_Exercise details_
Match the word "JSON". Return each line of the data below where it appears.

_Collected data_
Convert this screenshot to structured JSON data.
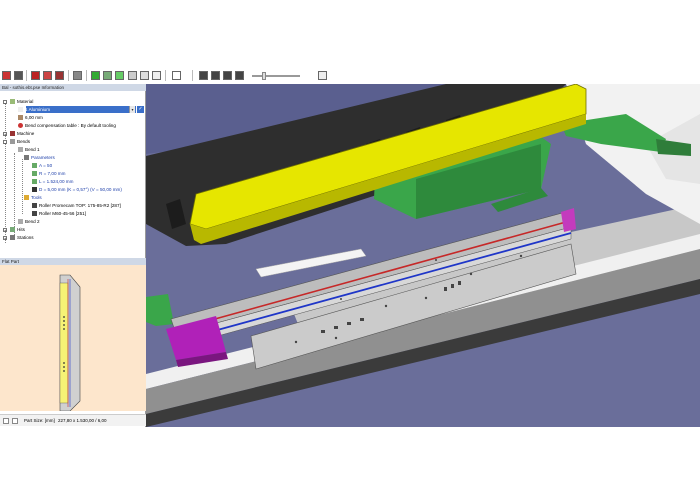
{
  "panel_title": "Bal - sothis.ebt.pse Information",
  "tree": {
    "material_label": "Material",
    "material_value": "1 Aluminium",
    "thickness": "6,00 mm",
    "bend_comp_table": "Bend compensation table : By default tooling",
    "machine_label": "Machine",
    "bends_label": "Bends",
    "bend1_label": "Bend 1",
    "parameters_label": "Parameters",
    "param_a": "A = 50",
    "param_r": "R = 7,00 mm",
    "param_l": "L = 1.524,00 mm",
    "param_d": "D = 5,00 mm (K = 0,57°) (V = 50,00 mm)",
    "tools_label": "Tools",
    "tool_top": "Roller Promecam TOP: 175-85-R2 [287]",
    "tool_bottom": "Roller M60-45-56 [251]",
    "bend2_label": "Bend 2",
    "hits_label": "Hits",
    "stations_label": "Stations"
  },
  "flat_part_title": "Flat Part",
  "part_size_label": "Part Size: [mm]",
  "part_size_value": "227,80 x 1.530,00 / 6,00",
  "colors": {
    "yellow_tool": "#e6e600",
    "green_part": "#3aa64a",
    "purple": "#b021b8",
    "bend_red": "#c62828",
    "bend_blue": "#1f36c8",
    "sheet_grey": "#bdbdbd",
    "background_purple": "#5a5f8f"
  }
}
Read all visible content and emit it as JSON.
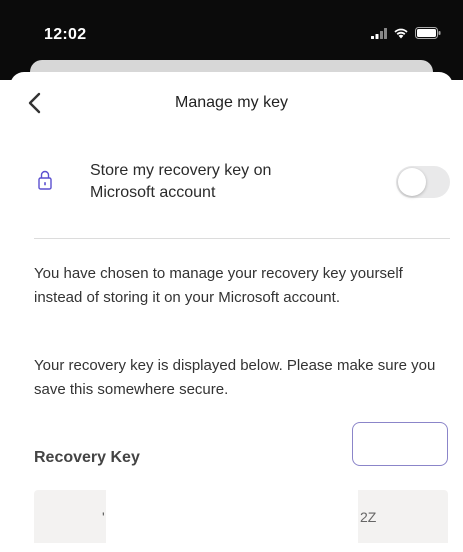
{
  "status_bar": {
    "time": "12:02",
    "icons": [
      "signal-icon",
      "wifi-icon",
      "battery-icon"
    ]
  },
  "header": {
    "title": "Manage my key",
    "back_icon": "chevron-left-icon"
  },
  "store_setting": {
    "icon": "lock-icon",
    "label": "Store my recovery key on Microsoft account",
    "toggle_on": false
  },
  "info": {
    "paragraph1": "You have chosen to manage your recovery key yourself instead of storing it on your Microsoft account.",
    "paragraph2": "Your recovery key is displayed below. Please make sure you save this somewhere secure."
  },
  "recovery_key": {
    "label": "Recovery Key",
    "value_start": "'",
    "value_end": "2Z"
  },
  "colors": {
    "accent": "#8b85c9",
    "lock_icon": "#5b4fcf",
    "status_bar": "#0b0b0b",
    "key_background": "#f3f2f1"
  }
}
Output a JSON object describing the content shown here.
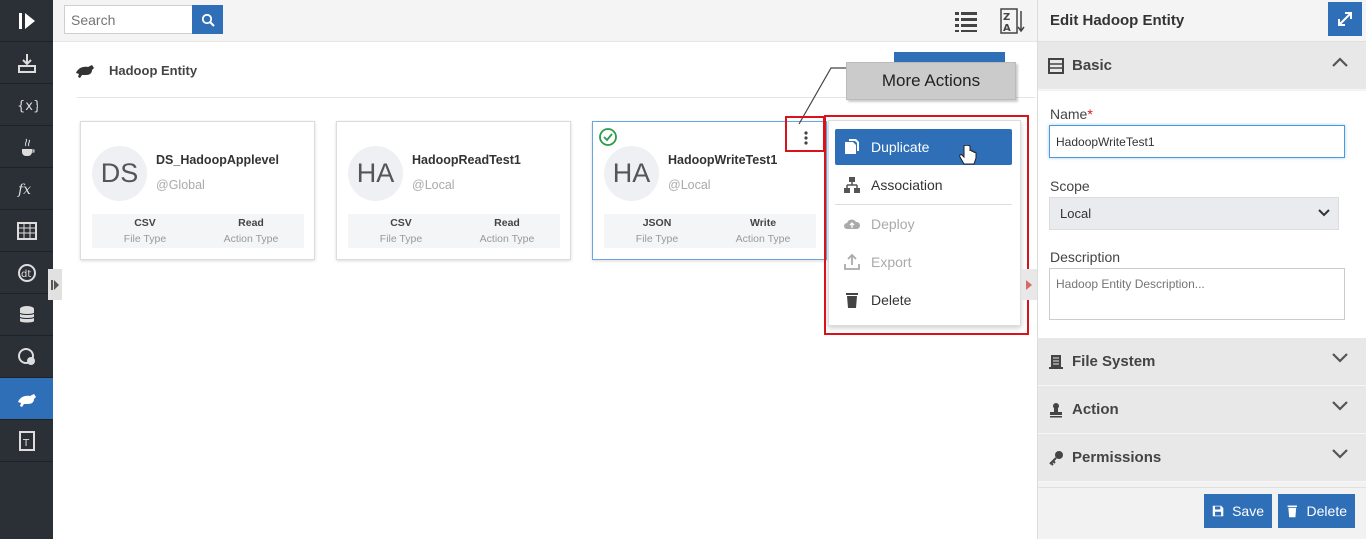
{
  "search": {
    "placeholder": "Search"
  },
  "page": {
    "title": "Hadoop Entity"
  },
  "cards": [
    {
      "initials": "DS",
      "name": "DS_HadoopApplevel",
      "scope": "@Global",
      "file_type": "CSV",
      "file_type_label": "File Type",
      "action_type": "Read",
      "action_type_label": "Action Type"
    },
    {
      "initials": "HA",
      "name": "HadoopReadTest1",
      "scope": "@Local",
      "file_type": "CSV",
      "file_type_label": "File Type",
      "action_type": "Read",
      "action_type_label": "Action Type"
    },
    {
      "initials": "HA",
      "name": "HadoopWriteTest1",
      "scope": "@Local",
      "file_type": "JSON",
      "file_type_label": "File Type",
      "action_type": "Write",
      "action_type_label": "Action Type"
    }
  ],
  "callout": {
    "text": "More Actions"
  },
  "menu": {
    "items": [
      {
        "label": "Duplicate",
        "icon": "duplicate-icon"
      },
      {
        "label": "Association",
        "icon": "association-icon"
      },
      {
        "label": "Deploy",
        "icon": "cloud-upload-icon"
      },
      {
        "label": "Export",
        "icon": "export-icon"
      },
      {
        "label": "Delete",
        "icon": "trash-icon"
      }
    ]
  },
  "panel": {
    "title": "Edit Hadoop Entity",
    "sections": {
      "basic": "Basic",
      "file_system": "File System",
      "action": "Action",
      "permissions": "Permissions"
    },
    "fields": {
      "name_label": "Name",
      "name_value": "HadoopWriteTest1",
      "scope_label": "Scope",
      "scope_value": "Local",
      "description_label": "Description",
      "description_placeholder": "Hadoop Entity Description..."
    },
    "save_label": "Save",
    "delete_label": "Delete"
  },
  "colors": {
    "accent": "#2e6fb7",
    "rail": "#2b2f36",
    "highlight": "#d9131a"
  }
}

_Your solution_
Convert this screenshot to structured JSON data.
Read all visible content and emit it as JSON.
Output a JSON object describing the content shown here.
      "file_type": "JSON",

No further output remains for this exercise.